A more recent study, in the journal Medicine and Science in Sports and Exercise, looked specifically at the margin of error of some of the most popular wearable activity monitors. The following is what they found, ranked from most accurate (lowest percentage of error) to least (highest error rate):
- BodyMedia FIT: 9.3 percent
- Fitbit Zip: 10.1 percent
- Fitbit One: 10.4 percent
- Jawbone Up: 12.2 percent
- ActiGraph: 12.6 percent
- Directlife: 12.8 percent
- Nike FuelBand: 13 percent
- Basis Band: 23.5 percent
It should be noted, though, that these monitors are constantly getting better and more accurate. But, even if the the reports are a little off, these devices could serve another purpose.
For many people, it doesn’t actually matter how accurate the calorie expenditure reports are, as long as they see some hard evidence that they’re doing something. And, in that respect, wearable activity monitors can be very useful.
The exact strategies used will differ from product to product but a recent study published in the Journal of Internet Medical Research found that these monitors typically make good use of proven motivational tools. Very often, some form of social support and reward system is included, in addition to the expected feedback about heart rate and calorie burn.
The study did note, though, that the effectiveness of the monitors is reduced to nothing if they aren’t being used. For that reason, it’s important for you to pick one that you like to use and can easily understand. You should also take into account the needs of your activity. If you’re a swimming, for example, you’re going to need a water-proof monitor.
Sleep Quality Reports
This may not seems like something you would care about on an activity monitor but the feature is becoming increasingly common. The idea behind it is that quality sleep is key to the recovery process and lack of sleep can make it harder for you to reach your goals. By providing feedback about the quality of your sleep and your various sleep cycles, these monitors claim to be able to help you improve your sleep patterns.
In various studies, these monitors have been found to both under- and over-estimate the amount of sleep the wearer got. When it comes to measuring sleep stages, such as REM sleep, there really is no way for these devices to do that accurately without monitoring brain waves, eye movement and muscle tone. A few monitors, such as Basis, claims to be able to track sleep stages by monitoring your heart rate but experts are skeptical about this technique and no independent research has been published on it’s accuracy.

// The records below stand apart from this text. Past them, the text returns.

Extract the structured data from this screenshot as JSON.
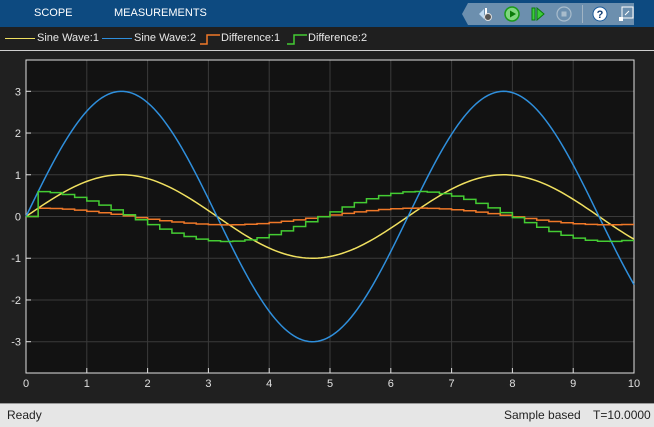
{
  "tabs": [
    {
      "label": "SCOPE"
    },
    {
      "label": "MEASUREMENTS"
    }
  ],
  "toolbar": [
    "settings-icon",
    "run-icon",
    "step-forward-icon",
    "stop-icon",
    "help-icon",
    "undock-icon"
  ],
  "legend": [
    {
      "label": "Sine Wave:1",
      "color": "#f0e060"
    },
    {
      "label": "Sine Wave:2",
      "color": "#2f8fdc"
    },
    {
      "label": "Difference:1",
      "color": "#f07828"
    },
    {
      "label": "Difference:2",
      "color": "#44cc33"
    }
  ],
  "status": {
    "left": "Ready",
    "mode": "Sample based",
    "time": "T=10.0000"
  },
  "chart_data": {
    "type": "line",
    "xlim": [
      0,
      10
    ],
    "ylim": [
      -3.75,
      3.75
    ],
    "grid": true,
    "xticks": [
      "0",
      "1",
      "2",
      "3",
      "4",
      "5",
      "6",
      "7",
      "8",
      "9",
      "10"
    ],
    "yticks": [
      "3",
      "2",
      "1",
      "0",
      "-1",
      "-2",
      "-3"
    ],
    "series": [
      {
        "name": "Sine Wave:1",
        "kind": "sine",
        "amplitude": 1,
        "frequency_rad_per_s": 1
      },
      {
        "name": "Sine Wave:2",
        "kind": "sine",
        "amplitude": 3,
        "frequency_rad_per_s": 1
      },
      {
        "name": "Difference:1",
        "kind": "stairs",
        "of_amplitude": 1,
        "sample_time": 0.2,
        "peak": 0.2
      },
      {
        "name": "Difference:2",
        "kind": "stairs",
        "of_amplitude": 3,
        "sample_time": 0.2,
        "peak": 0.6
      }
    ]
  }
}
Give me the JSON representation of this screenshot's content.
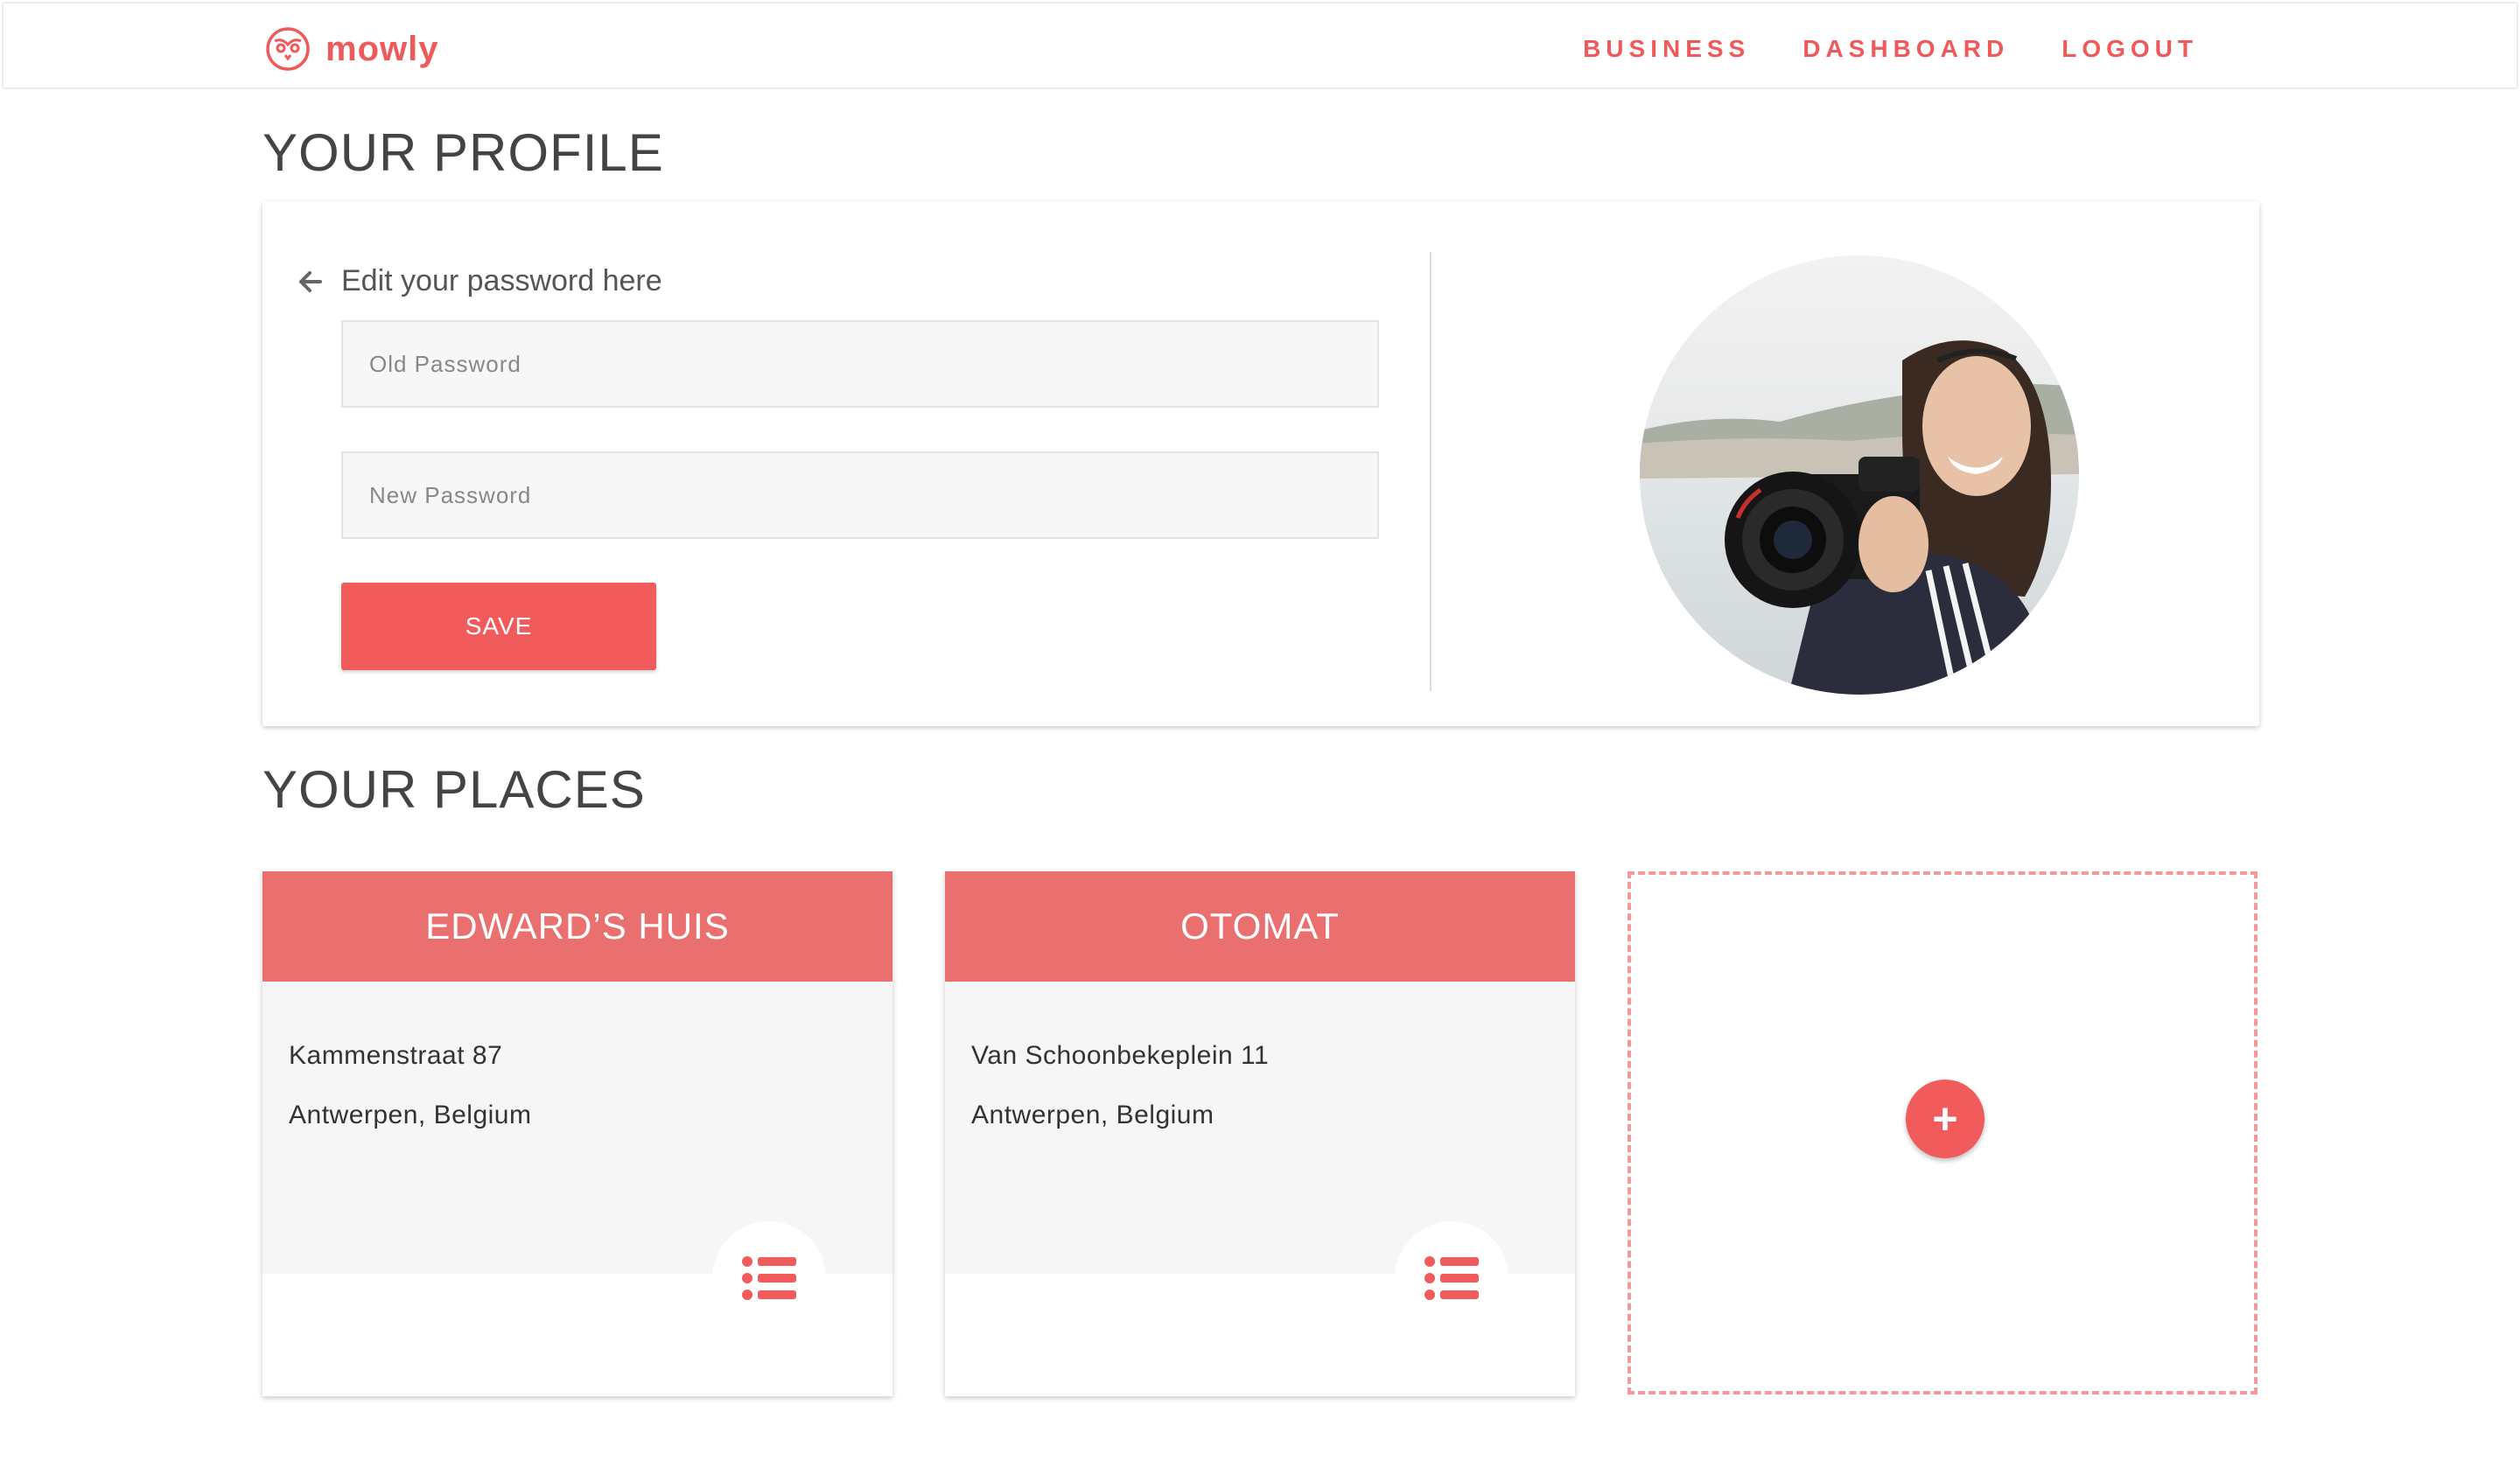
{
  "brand": {
    "name": "mowly",
    "icon": "owl-icon"
  },
  "nav": {
    "items": [
      "BUSINESS",
      "DASHBOARD",
      "LOGOUT"
    ]
  },
  "profile": {
    "title": "YOUR PROFILE",
    "edit_label": "Edit your password here",
    "old_password_placeholder": "Old Password",
    "new_password_placeholder": "New Password",
    "save_label": "SAVE"
  },
  "places": {
    "title": "YOUR PLACES",
    "items": [
      {
        "name": "EDWARD’S HUIS",
        "street": "Kammenstraat 87",
        "city": "Antwerpen, Belgium"
      },
      {
        "name": "OTOMAT",
        "street": "Van Schoonbekeplein 11",
        "city": "Antwerpen, Belgium"
      }
    ],
    "add_label": "+"
  },
  "colors": {
    "accent": "#f25b5b",
    "header": "#ea6f6f",
    "dashed": "#f19a9a"
  }
}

The Bottom Line
So, do wearable activity monitors work? Sort of.
If you’re looking for a tool to help keep you motivated and give you a decent idea of your calorie expenditure, wearble monitors could be your answer. However, if you’re trying to improve your sleep routine, they probably won’t do you much good at this stage in the game.